1963

Pancreatic cancer is the fourth leading cause of death related to cancer in the United States and results in approximately 30,000 deaths each year. Currently there are no effective chemotherapeudic treatments for pancreatic cancer and the five year survival rate is less than 5%. It is clear that research needs to be directed toward developing new drugs to treat this deadly disease. Novel taxane derivatives have been shown to have anti-tumor activity in a xenograft model of colon and ovarian cancer. These taxane derivatives are particularly promising in light of their ability to overcome multidrug resistance, a factor that has compromised the effectiveness of the original taxane compounds. Multidrug resistance is particularly relevant as pancreatic cancer is refractive to conventional therapy because of the expression of multidrug resistance proteins. In this study taxane derivatives were shown to stop the growth of pancreatic cancer cells in vitro. Two taxane derivatives were tested on 4 pancreatic cancer cell lines and were shown to have an IC 50 that ranged between 1-10nM. The efficacy of the compounds did not appear to be affected by the expression of multidrug resistance proteins. The compounds were also tested in a xenograft model of human pancreatic cancer and were shown to significantly reduce tumor burden in animals bearing multidrug resistant pancreatic cancer cells.
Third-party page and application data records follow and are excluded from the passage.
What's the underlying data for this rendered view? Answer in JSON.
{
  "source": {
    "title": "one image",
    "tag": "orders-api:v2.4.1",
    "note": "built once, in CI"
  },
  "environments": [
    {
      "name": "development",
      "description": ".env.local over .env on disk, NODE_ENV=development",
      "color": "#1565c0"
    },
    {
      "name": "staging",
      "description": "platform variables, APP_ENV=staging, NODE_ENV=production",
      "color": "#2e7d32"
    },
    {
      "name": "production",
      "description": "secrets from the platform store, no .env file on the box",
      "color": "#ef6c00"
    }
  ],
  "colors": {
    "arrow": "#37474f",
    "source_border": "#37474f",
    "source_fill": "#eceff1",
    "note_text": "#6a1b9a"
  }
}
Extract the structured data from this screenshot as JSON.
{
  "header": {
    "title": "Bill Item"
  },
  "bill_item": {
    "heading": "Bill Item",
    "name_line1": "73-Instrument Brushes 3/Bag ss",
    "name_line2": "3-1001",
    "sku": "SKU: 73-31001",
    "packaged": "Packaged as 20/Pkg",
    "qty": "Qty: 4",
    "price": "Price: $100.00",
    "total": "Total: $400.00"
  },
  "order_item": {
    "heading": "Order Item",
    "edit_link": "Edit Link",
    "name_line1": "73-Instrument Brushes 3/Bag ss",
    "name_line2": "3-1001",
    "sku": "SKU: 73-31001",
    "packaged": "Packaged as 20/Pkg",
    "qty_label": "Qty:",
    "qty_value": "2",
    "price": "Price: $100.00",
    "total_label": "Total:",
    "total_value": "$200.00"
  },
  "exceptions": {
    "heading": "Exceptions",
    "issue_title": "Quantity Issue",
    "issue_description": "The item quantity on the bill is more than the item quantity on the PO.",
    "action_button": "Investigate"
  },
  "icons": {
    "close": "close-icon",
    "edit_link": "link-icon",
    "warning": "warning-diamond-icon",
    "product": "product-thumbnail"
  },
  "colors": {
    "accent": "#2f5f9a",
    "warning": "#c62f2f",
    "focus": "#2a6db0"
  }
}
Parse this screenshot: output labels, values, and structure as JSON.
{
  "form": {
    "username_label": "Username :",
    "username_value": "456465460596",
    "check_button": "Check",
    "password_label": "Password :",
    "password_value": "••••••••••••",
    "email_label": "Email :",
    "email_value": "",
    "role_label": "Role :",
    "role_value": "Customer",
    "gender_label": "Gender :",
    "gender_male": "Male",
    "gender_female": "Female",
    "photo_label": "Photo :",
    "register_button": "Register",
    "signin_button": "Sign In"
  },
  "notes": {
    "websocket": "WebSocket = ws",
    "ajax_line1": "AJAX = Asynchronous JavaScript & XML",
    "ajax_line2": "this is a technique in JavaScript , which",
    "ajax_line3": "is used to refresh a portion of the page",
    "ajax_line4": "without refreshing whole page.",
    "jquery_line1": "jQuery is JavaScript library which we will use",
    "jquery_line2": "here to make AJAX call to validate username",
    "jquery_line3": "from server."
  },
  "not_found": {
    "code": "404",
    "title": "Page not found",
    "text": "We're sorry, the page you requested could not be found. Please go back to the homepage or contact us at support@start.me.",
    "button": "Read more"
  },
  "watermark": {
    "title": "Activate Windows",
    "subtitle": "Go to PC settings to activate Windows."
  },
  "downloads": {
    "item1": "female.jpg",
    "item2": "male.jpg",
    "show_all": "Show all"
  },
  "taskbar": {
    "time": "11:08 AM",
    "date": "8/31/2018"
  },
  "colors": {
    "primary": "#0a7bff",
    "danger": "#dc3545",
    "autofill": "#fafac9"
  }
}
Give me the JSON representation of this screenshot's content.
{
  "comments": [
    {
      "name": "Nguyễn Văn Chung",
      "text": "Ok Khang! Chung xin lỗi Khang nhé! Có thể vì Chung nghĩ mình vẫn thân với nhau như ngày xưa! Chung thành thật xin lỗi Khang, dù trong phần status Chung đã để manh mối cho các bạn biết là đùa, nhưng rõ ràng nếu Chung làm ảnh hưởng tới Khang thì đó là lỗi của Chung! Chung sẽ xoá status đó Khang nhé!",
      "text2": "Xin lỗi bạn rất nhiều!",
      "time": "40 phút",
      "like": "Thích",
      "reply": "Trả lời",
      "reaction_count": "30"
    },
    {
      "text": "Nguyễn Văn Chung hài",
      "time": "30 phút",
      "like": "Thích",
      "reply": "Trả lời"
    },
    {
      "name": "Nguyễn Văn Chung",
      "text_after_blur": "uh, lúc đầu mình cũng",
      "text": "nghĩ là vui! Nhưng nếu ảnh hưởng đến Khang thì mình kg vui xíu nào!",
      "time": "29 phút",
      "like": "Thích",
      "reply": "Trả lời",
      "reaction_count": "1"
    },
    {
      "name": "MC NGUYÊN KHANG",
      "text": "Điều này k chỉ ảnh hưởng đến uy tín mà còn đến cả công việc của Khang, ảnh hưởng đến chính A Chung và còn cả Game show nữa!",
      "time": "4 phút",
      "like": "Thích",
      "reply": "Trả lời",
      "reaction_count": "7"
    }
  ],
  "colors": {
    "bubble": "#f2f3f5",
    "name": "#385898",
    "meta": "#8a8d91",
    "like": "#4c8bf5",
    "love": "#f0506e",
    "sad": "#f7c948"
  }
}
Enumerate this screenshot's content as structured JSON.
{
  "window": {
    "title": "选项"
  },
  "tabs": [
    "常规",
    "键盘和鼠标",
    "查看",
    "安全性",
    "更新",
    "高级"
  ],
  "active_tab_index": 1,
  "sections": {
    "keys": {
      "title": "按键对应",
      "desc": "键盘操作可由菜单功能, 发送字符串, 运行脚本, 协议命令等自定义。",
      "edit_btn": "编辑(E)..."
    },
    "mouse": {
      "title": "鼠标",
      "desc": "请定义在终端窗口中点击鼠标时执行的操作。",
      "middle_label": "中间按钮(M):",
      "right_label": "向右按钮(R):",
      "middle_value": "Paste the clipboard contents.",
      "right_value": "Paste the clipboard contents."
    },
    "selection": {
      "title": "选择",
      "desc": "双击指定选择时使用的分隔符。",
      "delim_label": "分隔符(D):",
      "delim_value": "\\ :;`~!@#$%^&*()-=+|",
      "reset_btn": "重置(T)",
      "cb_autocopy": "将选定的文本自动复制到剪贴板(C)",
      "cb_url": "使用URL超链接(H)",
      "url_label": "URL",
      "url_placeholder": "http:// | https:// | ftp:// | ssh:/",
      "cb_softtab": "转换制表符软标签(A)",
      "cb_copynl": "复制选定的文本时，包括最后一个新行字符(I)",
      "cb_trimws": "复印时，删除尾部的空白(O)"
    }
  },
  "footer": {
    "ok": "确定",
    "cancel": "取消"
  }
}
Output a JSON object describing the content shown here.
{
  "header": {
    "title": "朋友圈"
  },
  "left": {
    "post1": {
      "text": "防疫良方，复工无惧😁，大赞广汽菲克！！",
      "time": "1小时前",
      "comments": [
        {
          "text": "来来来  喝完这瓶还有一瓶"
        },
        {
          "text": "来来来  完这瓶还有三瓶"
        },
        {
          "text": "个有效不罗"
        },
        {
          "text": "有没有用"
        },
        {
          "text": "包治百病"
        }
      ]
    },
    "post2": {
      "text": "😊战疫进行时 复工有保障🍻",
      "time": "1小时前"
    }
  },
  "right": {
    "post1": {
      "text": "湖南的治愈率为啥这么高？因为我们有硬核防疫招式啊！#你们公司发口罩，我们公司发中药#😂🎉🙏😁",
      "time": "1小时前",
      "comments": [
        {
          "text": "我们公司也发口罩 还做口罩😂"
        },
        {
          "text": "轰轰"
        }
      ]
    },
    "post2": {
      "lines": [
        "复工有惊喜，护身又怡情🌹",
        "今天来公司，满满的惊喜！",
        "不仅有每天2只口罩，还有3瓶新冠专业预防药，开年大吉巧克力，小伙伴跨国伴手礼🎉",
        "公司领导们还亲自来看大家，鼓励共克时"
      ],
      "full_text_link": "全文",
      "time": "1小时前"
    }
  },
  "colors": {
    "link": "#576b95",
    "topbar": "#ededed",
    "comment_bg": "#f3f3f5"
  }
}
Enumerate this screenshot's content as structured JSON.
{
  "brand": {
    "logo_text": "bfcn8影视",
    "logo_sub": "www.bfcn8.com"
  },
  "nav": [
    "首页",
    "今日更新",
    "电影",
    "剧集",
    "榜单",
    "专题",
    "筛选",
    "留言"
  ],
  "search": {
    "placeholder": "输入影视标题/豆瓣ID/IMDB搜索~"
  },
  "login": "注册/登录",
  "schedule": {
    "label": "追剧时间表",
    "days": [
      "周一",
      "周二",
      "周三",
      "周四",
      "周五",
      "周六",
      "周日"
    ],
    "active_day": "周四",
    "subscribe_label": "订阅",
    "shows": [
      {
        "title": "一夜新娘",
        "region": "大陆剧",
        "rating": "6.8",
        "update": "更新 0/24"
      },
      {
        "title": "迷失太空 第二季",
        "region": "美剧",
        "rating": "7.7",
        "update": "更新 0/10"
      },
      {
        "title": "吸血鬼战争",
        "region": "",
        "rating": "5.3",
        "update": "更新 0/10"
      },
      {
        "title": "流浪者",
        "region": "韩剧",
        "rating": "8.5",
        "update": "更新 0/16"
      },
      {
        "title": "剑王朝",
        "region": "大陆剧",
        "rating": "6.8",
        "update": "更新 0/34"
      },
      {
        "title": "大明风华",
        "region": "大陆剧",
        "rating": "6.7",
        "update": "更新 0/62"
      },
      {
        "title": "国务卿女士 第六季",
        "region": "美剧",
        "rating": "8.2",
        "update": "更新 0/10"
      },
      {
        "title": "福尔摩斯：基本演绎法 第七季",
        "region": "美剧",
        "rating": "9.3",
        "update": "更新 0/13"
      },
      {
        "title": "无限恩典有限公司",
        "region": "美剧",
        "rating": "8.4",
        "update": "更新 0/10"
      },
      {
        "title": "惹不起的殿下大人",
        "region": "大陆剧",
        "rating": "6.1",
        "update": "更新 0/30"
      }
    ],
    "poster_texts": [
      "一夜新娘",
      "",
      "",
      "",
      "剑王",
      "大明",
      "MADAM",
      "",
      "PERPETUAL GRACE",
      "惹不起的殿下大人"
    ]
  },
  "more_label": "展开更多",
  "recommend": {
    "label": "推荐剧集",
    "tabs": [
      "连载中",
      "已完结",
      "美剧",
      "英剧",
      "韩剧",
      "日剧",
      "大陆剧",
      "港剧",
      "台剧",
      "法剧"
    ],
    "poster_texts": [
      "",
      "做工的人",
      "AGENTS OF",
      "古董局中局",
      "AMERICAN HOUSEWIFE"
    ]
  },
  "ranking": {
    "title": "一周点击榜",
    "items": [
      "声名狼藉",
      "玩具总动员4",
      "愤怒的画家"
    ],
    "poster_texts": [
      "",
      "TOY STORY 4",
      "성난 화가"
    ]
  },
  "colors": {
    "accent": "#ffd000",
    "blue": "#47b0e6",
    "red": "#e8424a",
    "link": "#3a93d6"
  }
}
Ultimately this project will form the basis for future clinical trials in patients that have pancreatic cancer.

[Proc Amer Assoc Cancer Res, Volume 47, 2006]